WhatsApp’s decision to start sharing user data with Facebook has rightly made waves around the world, mostly for the wrong reasons, but there are still positives we can take from the situation.
That said, of course, WhatsApp should never have forced this on their users, and opt-in would have been an immensely better decision. (If you want to opt out, see here for details regardless of whether you’ve accepted the new terms and conditions.)
Secondly, users and the media didn’t just take it lying down – there were multiple articles outlining why this was a mistake for WhatsApp and criticising both companies across not just tech outlets but respected mainstream media – so the days of people just shrugging when massive changes are made to privacy policies without consultation are over.
Thirdly – and arguably most importantly – those in charge of protecting and safeguarding our privacy are showing they have teeth (and plan to use them) with both the UK’s Information Commissioner and France’s CNIL saying they plan to look into the decision and would be following it ‘with great vigilance’. in addition to a complaint to the Federal Trades Commission from US privacy groups.

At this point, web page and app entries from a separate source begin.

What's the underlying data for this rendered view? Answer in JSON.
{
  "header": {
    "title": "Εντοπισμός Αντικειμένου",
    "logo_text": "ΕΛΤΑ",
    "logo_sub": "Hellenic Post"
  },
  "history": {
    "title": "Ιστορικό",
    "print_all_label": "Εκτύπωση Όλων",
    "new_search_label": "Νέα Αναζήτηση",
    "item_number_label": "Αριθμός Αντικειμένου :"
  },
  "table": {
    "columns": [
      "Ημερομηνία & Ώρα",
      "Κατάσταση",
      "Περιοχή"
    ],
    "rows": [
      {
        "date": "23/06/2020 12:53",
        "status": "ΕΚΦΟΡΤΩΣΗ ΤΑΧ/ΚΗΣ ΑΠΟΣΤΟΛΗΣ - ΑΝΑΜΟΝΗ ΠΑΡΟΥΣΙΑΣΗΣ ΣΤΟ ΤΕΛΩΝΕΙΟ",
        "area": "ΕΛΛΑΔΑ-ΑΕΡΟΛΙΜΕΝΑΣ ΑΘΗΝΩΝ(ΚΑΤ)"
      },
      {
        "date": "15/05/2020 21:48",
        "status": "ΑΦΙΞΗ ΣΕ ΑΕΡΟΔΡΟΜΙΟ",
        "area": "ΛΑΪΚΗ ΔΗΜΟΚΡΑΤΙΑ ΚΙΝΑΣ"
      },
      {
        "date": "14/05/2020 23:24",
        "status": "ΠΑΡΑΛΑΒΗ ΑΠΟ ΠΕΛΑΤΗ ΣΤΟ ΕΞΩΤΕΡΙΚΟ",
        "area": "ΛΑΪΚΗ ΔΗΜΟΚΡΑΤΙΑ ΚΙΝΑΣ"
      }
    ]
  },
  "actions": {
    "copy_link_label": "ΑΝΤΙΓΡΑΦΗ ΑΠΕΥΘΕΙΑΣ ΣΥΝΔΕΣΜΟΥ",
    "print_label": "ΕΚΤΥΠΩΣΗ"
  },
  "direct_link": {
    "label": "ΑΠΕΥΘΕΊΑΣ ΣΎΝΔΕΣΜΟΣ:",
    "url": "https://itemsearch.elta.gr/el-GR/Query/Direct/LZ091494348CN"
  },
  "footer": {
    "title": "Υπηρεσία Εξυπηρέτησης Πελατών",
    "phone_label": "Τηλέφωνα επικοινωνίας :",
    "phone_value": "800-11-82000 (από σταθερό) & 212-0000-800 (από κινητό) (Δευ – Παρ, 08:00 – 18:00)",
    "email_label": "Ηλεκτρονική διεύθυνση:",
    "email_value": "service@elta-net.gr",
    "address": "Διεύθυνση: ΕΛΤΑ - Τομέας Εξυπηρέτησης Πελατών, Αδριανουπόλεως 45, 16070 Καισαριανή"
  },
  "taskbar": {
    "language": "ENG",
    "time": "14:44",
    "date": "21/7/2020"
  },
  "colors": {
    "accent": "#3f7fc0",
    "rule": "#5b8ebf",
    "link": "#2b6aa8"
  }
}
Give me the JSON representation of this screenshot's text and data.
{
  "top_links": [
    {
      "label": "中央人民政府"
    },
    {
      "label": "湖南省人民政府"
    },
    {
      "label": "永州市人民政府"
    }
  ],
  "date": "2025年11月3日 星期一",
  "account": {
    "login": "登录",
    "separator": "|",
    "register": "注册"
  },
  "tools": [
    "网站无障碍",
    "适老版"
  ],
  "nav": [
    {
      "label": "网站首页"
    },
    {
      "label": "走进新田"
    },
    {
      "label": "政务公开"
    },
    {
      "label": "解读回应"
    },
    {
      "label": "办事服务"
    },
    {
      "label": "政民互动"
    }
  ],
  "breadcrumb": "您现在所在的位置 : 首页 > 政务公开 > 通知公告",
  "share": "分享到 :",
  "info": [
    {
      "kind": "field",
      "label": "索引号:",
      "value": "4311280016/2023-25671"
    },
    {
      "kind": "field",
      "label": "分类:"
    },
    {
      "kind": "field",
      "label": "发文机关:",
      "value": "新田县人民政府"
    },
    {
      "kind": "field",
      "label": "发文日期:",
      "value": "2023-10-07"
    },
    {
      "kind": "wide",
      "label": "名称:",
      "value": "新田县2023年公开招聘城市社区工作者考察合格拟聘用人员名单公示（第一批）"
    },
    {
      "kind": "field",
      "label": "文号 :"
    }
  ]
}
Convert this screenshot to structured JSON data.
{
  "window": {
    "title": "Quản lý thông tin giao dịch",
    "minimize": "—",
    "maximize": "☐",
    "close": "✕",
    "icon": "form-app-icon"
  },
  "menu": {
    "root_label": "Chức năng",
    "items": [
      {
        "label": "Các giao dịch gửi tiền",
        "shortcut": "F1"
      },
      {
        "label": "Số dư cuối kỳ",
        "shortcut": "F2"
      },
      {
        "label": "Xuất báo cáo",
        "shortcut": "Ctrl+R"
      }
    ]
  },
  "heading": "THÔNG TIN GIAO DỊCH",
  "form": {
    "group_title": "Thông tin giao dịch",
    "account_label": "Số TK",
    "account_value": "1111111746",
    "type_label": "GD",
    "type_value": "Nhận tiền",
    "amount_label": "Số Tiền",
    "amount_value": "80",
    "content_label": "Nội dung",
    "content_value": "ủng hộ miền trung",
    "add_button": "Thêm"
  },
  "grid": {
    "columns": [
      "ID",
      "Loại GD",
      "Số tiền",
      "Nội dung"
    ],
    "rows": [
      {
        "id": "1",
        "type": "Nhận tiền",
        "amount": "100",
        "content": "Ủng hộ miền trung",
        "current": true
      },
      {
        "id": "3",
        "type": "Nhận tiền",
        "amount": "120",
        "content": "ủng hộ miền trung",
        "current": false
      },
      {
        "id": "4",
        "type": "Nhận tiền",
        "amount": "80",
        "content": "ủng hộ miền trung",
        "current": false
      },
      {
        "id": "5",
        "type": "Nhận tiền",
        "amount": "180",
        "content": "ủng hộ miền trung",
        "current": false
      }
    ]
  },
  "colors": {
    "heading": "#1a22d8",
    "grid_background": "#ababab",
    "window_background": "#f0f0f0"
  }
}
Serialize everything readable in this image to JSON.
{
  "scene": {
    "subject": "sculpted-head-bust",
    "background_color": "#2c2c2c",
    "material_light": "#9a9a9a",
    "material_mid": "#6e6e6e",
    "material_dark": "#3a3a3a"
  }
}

Fourth, and finally, there are (very early) signs that people aren’t as ready to be loyal to messaging platforms, even popular ones, with a wealth of online comment of WhatsApp users looking for other, more private, platforms, and mainstream articles such as this one in Mashable.
Obviously we all hope for less, rather than more, personal data sharing without our consent, and there’s rightly a lot of anger at this move. But a sea change is coming, where users will be the ones back in control of their data, sharing it on their terms, and the public visibility and understanding needed to help make that a reality is very much underway.